STAMP: components of observable behaviour that indicate potential for patient violence in emergency departments

J Adv Nurs. 2007 Jul;59(1):11-9. doi: 10.1111/j.1365-2648.2007.04308.x. Epub 2007 Jun 3.

Abstract

Aim: This paper is the report of a study to explicate the components of observable behaviour that indicate a potential for violence in patients, their family and friends when presenting at an emergency department.

Background: Violence towards nurses is a contemporary, multifaceted problem for the healthcare workforce globally. International literature identifies emergency departments as having high levels of violence.

Method: A mixed method case study design was adopted, and data were collected by means of 290 hours of participant observation, 16 semi-structured interviews and 13 informal field interviews over a 5-month period in 2005. Thematic analysis of textual data was undertaken using NVivo2. Frequency counts were developed from the numerical data.

Findings: Five distinctive elements of observable behaviour indicating potential for violence in patients, their families and friends were identified. These elements can be conceptualized as a potential nursing violence assessment framework and described through the acronym STAMP: Staring and eye contact, Tone and volume of voice, Anxiety, Mumbling and Pacing.

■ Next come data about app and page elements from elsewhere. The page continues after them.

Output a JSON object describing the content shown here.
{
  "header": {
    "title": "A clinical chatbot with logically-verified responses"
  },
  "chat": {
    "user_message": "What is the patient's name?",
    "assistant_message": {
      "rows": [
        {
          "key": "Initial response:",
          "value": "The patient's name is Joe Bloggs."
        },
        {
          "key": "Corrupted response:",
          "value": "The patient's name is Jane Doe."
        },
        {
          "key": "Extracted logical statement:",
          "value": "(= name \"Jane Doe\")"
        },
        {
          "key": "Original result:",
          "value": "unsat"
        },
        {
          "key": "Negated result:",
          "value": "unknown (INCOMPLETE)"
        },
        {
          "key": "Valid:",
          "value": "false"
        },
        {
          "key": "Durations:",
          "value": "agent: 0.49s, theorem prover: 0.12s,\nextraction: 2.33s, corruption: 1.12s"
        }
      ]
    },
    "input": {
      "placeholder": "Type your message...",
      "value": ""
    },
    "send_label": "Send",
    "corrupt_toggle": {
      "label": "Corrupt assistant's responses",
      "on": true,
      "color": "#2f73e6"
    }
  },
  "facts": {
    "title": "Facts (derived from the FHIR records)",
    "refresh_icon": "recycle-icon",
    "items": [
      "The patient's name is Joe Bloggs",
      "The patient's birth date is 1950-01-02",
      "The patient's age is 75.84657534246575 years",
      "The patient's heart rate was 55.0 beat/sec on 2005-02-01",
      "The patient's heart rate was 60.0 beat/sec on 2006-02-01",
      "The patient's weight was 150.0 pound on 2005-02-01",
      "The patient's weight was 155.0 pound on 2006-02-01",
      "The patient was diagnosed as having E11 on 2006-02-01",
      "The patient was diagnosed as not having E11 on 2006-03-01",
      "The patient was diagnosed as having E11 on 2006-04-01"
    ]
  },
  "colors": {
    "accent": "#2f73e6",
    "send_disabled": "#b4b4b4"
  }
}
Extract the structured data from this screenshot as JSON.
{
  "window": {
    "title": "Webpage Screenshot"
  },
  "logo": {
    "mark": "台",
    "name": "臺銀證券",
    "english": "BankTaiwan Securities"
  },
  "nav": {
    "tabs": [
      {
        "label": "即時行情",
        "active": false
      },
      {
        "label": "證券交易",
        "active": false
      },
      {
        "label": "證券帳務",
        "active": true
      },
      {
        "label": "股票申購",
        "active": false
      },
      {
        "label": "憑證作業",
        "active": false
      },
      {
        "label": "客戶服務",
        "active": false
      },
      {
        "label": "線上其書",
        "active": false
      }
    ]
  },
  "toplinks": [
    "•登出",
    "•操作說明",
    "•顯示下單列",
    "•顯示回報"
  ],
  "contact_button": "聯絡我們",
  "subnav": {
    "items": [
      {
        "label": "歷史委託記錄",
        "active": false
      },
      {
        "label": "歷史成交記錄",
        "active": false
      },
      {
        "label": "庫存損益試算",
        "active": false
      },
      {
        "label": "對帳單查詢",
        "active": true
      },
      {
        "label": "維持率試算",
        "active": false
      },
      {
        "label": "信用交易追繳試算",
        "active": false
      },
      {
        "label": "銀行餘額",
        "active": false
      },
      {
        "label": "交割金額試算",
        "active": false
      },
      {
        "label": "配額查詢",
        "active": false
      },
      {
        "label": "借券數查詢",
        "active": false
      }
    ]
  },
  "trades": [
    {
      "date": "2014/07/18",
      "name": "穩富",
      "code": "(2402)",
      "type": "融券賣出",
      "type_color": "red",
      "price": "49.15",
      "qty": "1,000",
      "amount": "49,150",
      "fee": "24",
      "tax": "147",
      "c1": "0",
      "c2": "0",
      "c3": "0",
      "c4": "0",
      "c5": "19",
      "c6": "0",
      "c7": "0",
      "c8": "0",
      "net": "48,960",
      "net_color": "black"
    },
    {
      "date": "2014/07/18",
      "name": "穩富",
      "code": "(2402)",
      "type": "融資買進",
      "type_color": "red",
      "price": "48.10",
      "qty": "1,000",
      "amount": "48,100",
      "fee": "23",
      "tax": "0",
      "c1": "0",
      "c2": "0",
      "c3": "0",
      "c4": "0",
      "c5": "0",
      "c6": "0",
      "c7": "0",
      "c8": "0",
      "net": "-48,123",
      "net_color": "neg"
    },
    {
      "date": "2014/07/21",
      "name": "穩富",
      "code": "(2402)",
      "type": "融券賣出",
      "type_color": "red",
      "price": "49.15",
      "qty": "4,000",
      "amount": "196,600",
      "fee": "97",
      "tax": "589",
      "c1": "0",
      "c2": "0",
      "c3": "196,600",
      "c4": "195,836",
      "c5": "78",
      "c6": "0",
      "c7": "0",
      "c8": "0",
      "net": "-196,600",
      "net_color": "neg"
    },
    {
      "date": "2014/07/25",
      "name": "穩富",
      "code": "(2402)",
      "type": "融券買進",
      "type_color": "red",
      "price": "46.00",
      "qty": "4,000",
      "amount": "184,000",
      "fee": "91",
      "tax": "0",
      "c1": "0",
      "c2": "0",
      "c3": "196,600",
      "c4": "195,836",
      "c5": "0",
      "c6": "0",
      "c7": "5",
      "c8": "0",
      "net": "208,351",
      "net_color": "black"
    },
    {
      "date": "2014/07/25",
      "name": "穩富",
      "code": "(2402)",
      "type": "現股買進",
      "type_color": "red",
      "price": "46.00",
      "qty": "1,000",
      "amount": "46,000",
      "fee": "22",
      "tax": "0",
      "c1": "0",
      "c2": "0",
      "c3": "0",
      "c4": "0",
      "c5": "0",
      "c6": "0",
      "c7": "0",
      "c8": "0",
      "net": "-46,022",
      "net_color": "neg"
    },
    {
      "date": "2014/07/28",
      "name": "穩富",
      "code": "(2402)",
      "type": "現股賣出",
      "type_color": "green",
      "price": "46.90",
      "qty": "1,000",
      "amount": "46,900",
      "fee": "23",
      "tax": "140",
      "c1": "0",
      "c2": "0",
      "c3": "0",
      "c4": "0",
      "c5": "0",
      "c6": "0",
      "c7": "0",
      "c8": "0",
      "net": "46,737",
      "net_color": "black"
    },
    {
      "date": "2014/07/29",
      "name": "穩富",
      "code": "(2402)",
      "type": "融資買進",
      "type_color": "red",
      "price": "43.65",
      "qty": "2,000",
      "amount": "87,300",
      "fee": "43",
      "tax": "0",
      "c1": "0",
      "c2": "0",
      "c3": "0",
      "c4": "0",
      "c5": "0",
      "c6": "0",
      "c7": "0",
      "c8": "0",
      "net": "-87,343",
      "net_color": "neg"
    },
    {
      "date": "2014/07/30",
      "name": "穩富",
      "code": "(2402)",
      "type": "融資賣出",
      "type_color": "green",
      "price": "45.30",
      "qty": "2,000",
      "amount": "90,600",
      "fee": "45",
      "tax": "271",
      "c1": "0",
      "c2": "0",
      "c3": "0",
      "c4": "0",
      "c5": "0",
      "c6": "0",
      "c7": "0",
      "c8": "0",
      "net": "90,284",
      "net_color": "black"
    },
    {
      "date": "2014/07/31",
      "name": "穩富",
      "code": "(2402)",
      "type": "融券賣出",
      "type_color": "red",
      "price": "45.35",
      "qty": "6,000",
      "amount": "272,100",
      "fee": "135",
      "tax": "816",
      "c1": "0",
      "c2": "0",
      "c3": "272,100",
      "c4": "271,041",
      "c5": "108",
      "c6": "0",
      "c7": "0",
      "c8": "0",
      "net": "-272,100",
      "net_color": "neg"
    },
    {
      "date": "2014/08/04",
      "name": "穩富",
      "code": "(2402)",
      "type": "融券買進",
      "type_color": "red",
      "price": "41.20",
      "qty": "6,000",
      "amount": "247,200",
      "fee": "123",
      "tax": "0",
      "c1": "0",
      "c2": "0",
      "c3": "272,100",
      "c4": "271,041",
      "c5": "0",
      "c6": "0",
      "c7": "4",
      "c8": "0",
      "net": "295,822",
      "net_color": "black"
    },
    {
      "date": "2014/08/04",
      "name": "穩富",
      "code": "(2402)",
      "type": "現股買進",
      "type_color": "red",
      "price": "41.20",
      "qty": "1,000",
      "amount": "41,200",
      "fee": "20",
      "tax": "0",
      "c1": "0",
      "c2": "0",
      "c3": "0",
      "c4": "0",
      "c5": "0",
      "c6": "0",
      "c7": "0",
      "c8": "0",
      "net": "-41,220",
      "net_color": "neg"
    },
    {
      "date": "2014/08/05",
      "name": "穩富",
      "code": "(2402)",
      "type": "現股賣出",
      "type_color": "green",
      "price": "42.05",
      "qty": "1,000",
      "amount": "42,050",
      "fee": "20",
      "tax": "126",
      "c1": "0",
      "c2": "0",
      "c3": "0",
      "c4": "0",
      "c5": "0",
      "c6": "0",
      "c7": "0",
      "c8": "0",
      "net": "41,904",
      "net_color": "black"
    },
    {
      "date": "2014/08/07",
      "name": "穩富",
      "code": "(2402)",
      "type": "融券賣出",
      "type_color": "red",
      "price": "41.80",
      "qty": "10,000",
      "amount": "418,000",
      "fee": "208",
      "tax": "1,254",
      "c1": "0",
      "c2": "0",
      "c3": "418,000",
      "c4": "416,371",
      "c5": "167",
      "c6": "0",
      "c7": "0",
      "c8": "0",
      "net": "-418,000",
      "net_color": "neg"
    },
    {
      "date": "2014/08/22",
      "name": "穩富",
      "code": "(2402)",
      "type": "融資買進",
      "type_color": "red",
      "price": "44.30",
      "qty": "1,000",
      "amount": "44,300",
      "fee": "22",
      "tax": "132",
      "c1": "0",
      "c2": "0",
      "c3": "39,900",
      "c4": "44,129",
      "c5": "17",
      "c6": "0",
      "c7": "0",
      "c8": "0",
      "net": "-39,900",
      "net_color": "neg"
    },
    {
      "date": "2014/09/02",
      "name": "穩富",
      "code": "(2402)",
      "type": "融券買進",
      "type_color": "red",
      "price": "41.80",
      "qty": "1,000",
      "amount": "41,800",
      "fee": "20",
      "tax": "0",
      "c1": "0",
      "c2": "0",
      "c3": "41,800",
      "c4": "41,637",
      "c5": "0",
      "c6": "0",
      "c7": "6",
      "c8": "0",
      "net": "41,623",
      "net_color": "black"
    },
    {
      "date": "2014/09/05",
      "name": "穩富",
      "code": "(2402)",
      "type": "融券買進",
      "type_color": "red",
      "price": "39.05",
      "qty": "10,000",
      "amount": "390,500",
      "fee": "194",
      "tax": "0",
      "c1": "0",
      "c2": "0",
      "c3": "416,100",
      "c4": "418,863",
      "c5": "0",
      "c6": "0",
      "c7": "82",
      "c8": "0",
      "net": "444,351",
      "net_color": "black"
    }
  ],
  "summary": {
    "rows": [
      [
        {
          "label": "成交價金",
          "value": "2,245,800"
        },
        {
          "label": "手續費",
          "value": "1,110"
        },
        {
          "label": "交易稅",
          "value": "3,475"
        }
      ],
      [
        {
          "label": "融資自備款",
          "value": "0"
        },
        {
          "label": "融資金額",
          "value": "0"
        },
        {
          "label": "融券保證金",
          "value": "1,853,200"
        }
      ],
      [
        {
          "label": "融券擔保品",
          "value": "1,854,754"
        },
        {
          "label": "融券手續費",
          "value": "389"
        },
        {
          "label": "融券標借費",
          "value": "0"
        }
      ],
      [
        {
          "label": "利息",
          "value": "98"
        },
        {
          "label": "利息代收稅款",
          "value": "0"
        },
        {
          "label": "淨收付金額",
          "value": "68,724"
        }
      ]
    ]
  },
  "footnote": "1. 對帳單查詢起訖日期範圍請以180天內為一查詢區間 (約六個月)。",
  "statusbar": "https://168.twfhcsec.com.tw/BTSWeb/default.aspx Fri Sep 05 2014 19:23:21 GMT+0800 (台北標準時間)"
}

Conclusion: Staring and eye contact, Tone and volume of voice, Anxiety, Mumbling and Pacing provides a useful, practical nursing violence assessment framework to assist nurses to quickly identify patients, families and friends who have a potential for violence.

MeSH terms

  • Adult
  • Aggression
  • Emergency Nursing
  • Emergency Service, Hospital
  • Female
  • Humans
  • Male
  • Middle Aged
  • Nurse-Patient Relations*
  • Nursing Staff, Hospital*
  • Risk Assessment
  • Social Perception
  • Violence*
  • Workplace / psychology*